* [Your task]:
What you return should match the data below exactly, with every entry reproduced.

** Opening Material provided block **

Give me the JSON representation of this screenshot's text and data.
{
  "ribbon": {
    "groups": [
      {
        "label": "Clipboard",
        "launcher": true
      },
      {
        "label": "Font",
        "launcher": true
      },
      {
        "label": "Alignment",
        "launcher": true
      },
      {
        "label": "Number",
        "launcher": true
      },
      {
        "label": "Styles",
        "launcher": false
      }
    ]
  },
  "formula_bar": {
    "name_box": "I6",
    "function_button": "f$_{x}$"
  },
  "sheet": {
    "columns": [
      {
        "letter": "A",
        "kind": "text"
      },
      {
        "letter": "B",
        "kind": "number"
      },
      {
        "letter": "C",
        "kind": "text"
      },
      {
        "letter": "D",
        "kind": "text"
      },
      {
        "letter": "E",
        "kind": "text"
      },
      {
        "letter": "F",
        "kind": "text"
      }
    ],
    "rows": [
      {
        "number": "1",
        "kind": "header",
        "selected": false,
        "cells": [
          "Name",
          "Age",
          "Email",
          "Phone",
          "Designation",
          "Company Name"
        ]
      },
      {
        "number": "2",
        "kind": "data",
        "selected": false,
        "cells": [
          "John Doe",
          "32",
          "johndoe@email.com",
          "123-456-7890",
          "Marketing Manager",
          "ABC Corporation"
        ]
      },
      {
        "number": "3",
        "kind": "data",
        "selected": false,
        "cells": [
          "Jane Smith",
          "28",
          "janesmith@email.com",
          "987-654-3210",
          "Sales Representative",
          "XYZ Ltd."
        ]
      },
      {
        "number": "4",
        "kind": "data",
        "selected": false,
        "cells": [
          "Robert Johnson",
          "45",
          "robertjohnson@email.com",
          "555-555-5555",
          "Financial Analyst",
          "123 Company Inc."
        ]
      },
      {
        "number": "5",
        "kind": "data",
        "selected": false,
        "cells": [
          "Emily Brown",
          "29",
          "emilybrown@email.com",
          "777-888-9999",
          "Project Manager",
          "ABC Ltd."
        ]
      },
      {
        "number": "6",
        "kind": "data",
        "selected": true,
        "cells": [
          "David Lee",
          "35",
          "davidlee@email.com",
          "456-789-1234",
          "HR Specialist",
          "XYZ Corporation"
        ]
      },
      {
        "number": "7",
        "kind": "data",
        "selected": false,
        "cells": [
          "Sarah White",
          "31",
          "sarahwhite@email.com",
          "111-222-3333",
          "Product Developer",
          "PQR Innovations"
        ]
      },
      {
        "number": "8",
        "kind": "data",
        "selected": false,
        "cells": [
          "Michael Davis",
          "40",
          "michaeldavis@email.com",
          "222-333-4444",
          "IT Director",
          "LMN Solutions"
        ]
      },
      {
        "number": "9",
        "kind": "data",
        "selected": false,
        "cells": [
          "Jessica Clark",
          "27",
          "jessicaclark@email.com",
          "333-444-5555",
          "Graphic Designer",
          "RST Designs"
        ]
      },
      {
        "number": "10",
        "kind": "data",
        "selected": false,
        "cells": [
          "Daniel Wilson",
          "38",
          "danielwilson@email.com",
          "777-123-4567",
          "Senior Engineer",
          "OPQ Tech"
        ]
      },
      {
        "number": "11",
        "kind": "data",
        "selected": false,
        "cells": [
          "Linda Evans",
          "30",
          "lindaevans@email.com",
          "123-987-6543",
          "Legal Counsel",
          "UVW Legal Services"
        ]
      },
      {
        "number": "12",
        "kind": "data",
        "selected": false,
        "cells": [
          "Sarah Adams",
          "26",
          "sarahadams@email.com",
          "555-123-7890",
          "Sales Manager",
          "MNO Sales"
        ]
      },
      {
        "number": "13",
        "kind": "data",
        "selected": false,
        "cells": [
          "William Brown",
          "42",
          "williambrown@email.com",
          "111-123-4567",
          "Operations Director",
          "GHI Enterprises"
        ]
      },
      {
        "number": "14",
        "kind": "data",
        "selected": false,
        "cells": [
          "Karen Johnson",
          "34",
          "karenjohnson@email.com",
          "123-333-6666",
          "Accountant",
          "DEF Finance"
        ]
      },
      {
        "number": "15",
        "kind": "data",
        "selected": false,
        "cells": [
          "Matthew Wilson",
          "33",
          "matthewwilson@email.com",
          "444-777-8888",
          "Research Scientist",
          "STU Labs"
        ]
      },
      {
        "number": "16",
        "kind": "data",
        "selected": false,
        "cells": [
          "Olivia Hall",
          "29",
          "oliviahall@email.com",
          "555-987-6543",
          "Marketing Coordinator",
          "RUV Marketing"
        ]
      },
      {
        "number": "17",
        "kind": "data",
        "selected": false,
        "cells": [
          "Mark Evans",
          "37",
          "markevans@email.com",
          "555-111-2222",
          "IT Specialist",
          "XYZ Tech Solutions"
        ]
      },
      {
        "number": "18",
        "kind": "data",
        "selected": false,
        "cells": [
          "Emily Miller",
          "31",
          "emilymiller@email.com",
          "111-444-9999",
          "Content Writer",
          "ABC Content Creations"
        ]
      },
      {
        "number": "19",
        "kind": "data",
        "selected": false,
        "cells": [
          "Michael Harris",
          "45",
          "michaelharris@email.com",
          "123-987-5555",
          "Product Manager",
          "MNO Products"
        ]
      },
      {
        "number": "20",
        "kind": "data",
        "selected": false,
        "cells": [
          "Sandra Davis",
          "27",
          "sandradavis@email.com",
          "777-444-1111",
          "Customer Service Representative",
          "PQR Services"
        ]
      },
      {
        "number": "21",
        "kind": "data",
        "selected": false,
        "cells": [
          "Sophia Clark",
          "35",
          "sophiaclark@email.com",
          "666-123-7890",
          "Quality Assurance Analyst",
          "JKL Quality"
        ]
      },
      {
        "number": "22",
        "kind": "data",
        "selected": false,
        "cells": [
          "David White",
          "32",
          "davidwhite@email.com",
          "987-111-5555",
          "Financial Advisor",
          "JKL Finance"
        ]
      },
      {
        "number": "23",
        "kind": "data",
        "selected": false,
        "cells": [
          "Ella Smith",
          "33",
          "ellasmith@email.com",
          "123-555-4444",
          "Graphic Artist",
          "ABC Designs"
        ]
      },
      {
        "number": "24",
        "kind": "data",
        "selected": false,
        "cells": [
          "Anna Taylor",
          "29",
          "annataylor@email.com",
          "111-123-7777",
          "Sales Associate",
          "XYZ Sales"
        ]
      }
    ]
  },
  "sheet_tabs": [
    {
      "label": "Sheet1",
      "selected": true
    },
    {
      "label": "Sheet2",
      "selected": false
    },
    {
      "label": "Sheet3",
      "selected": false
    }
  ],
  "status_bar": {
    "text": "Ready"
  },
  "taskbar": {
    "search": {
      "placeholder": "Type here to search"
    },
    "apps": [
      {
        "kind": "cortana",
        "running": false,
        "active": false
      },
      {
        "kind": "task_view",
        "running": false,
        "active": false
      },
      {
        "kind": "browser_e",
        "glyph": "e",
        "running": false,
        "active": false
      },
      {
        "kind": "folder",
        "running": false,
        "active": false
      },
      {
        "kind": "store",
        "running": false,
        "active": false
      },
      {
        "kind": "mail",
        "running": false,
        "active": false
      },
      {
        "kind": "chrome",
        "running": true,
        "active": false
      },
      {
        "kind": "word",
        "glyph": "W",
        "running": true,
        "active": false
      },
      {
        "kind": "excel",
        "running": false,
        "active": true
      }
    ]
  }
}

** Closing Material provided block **

* [Solution for this exercise]:
Give me the JSON representation of this screenshot's text and data.
{
  "ribbon": {
    "groups": [
      {
        "label": "Clipboard",
        "launcher": true
      },
      {
        "label": "Font",
        "launcher": true
      },
      {
        "label": "Alignment",
        "launcher": true
      },
      {
        "label": "Number",
        "launcher": true
      },
      {
        "label": "Styles",
        "launcher": false
      }
    ]
  },
  "formula_bar": {
    "name_box": "I6",
    "function_button": "f$_{x}$"
  },
  "sheet": {
    "columns": [
      {
        "letter": "A",
        "kind": "text"
      },
      {
        "letter": "B",
        "kind": "number"
      },
      {
        "letter": "C",
        "kind": "text"
      },
      {
        "letter": "D",
        "kind": "text"
      },
      {
        "letter": "E",
        "kind": "text"
      },
      {
        "letter": "F",
        "kind": "text"
      }
    ],
    "rows": [
      {
        "number": "1",
        "kind": "header",
        "selected": false,
        "cells": [
          "Name",
          "Age",
          "Email",
          "Phone",
          "Designation",
          "Company Name"
        ]
      },
      {
        "number": "2",
        "kind": "data",
        "selected": false,
        "cells": [
          "John Doe",
          "32",
          "johndoe@email.com",
          "123-456-7890",
          "Marketing Manager",
          "ABC Corporation"
        ]
      },
      {
        "number": "3",
        "kind": "data",
        "selected": false,
        "cells": [
          "Jane Smith",
          "28",
          "janesmith@email.com",
          "987-654-3210",
          "Sales Representative",
          "XYZ Ltd."
        ]
      },
      {
        "number": "4",
        "kind": "data",
        "selected": false,
        "cells": [
          "Robert Johnson",
          "45",
          "robertjohnson@email.com",
          "555-555-5555",
          "Financial Analyst",
          "123 Company Inc."
        ]
      },
      {
        "number": "5",
        "kind": "data",
        "selected": false,
        "cells": [
          "Emily Brown",
          "29",
          "emilybrown@email.com",
          "777-888-9999",
          "Project Manager",
          "ABC Ltd."
        ]
      },
      {
        "number": "6",
        "kind": "data",
        "selected": true,
        "cells": [
          "David Lee",
          "35",
          "davidlee@email.com",
          "456-789-1234",
          "HR Specialist",
          "XYZ Corporation"
        ]
      },
      {
        "number": "7",
        "kind": "data",
        "selected": false,
        "cells": [
          "Sarah White",
          "31",
          "sarahwhite@email.com",
          "111-222-3333",
          "Product Developer",
          "PQR Innovations"
        ]
      },
      {
        "number": "8",
        "kind": "data",
        "selected": false,
        "cells": [
          "Michael Davis",
          "40",
          "michaeldavis@email.com",
          "222-333-4444",
          "IT Director",
          "LMN Solutions"
        ]
      },
      {
        "number": "9",
        "kind": "data",
        "selected": false,
        "cells": [
          "Jessica Clark",
          "27",
          "jessicaclark@email.com",
          "333-444-5555",
          "Graphic Designer",
          "RST Designs"
        ]
      },
      {
        "number": "10",
        "kind": "data",
        "selected": false,
        "cells": [
          "Daniel Wilson",
          "38",
          "danielwilson@email.com",
          "777-123-4567",
          "Senior Engineer",
          "OPQ Tech"
        ]
      },
      {
        "number": "11",
        "kind": "data",
        "selected": false,
        "cells": [
          "Linda Evans",
          "30",
          "lindaevans@email.com",
          "123-987-6543",
          "Legal Counsel",
          "UVW Legal Services"
        ]
      },
      {
        "number": "12",
        "kind": "data",
        "selected": false,
        "cells": [
          "Sarah Adams",
          "26",
          "sarahadams@email.com",
          "555-123-7890",
          "Sales Manager",
          "MNO Sales"
        ]
      },
      {
        "number": "13",
        "kind": "data",
        "selected": false,
        "cells": [
          "William Brown",
          "42",
          "williambrown@email.com",
          "111-123-4567",
          "Operations Director",
          "GHI Enterprises"
        ]
      },
      {
        "number": "14",
        "kind": "data",
        "selected": false,
        "cells": [
          "Karen Johnson",
          "34",
          "karenjohnson@email.com",
          "123-333-6666",
          "Accountant",
          "DEF Finance"
        ]
      },
      {
        "number": "15",
        "kind": "data",
        "selected": false,
        "cells": [
          "Matthew Wilson",
          "33",
          "matthewwilson@email.com",
          "444-777-8888",
          "Research Scientist",
          "STU Labs"
        ]
      },
      {
        "number": "16",
        "kind": "data",
        "selected": false,
        "cells": [
          "Olivia Hall",
          "29",
          "oliviahall@email.com",
          "555-987-6543",
          "Marketing Coordinator",
          "RUV Marketing"
        ]
      },
      {
        "number": "17",
        "kind": "data",
        "selected": false,
        "cells": [
          "Mark Evans",
          "37",
          "markevans@email.com",
          "555-111-2222",
          "IT Specialist",
          "XYZ Tech Solutions"
        ]
      },
      {
        "number": "18",
        "kind": "data",
        "selected": false,
        "cells": [
          "Emily Miller",
          "31",
          "emilymiller@email.com",
          "111-444-9999",
          "Content Writer",
          "ABC Content Creations"
        ]
      },
      {
        "number": "19",
        "kind": "data",
        "selected": false,
        "cells": [
          "Michael Harris",
          "45",
          "michaelharris@email.com",
          "123-987-5555",
          "Product Manager",
          "MNO Products"
        ]
      },
      {
        "number": "20",
        "kind": "data",
        "selected": false,
        "cells": [
          "Sandra Davis",
          "27",
          "sandradavis@email.com",
          "777-444-1111",
          "Customer Service Representative",
          "PQR Services"
        ]
      },
      {
        "number": "21",
        "kind": "data",
        "selected": false,
        "cells": [
          "Sophia Clark",
          "35",
          "sophiaclark@email.com",
          "666-123-7890",
          "Quality Assurance Analyst",
          "JKL Quality"
        ]
      },
      {
        "number": "22",
        "kind": "data",
        "selected": false,
        "cells": [
          "David White",
          "32",
          "davidwhite@email.com",
          "987-111-5555",
          "Financial Advisor",
          "JKL Finance"
        ]
      },
      {
        "number": "23",
        "kind": "data",
        "selected": false,
        "cells": [
          "Ella Smith",
          "33",
          "ellasmith@email.com",
          "123-555-4444",
          "Graphic Artist",
          "ABC Designs"
        ]
      },
      {
        "number": "24",
        "kind": "data",
        "selected": false,
        "cells": [
          "Anna Taylor",
          "29",
          "annataylor@email.com",
          "111-123-7777",
          "Sales Associate",
          "XYZ Sales"
        ]
      }
    ]
  },
  "sheet_tabs": [
    {
      "label": "Sheet1",
      "selected": true
    },
    {
      "label": "Sheet2",
      "selected": false
    },
    {
      "label": "Sheet3",
      "selected": false
    }
  ],
  "status_bar": {
    "text": "Ready"
  },
  "taskbar": {
    "search": {
      "placeholder": "Type here to search"
    },
    "apps": [
      {
        "kind": "cortana",
        "running": false,
        "active": false
      },
      {
        "kind": "task_view",
        "running": false,
        "active": false
      },
      {
        "kind": "browser_e",
        "glyph": "e",
        "running": false,
        "active": false
      },
      {
        "kind": "folder",
        "running": false,
        "active": false
      },
      {
        "kind": "store",
        "running": false,
        "active": false
      },
      {
        "kind": "mail",
        "running": false,
        "active": false
      },
      {
        "kind": "chrome",
        "running": true,
        "active": false
      },
      {
        "kind": "word",
        "glyph": "W",
        "running": true,
        "active": false
      },
      {
        "kind": "excel",
        "running": false,
        "active": true
      }
    ]
  }
}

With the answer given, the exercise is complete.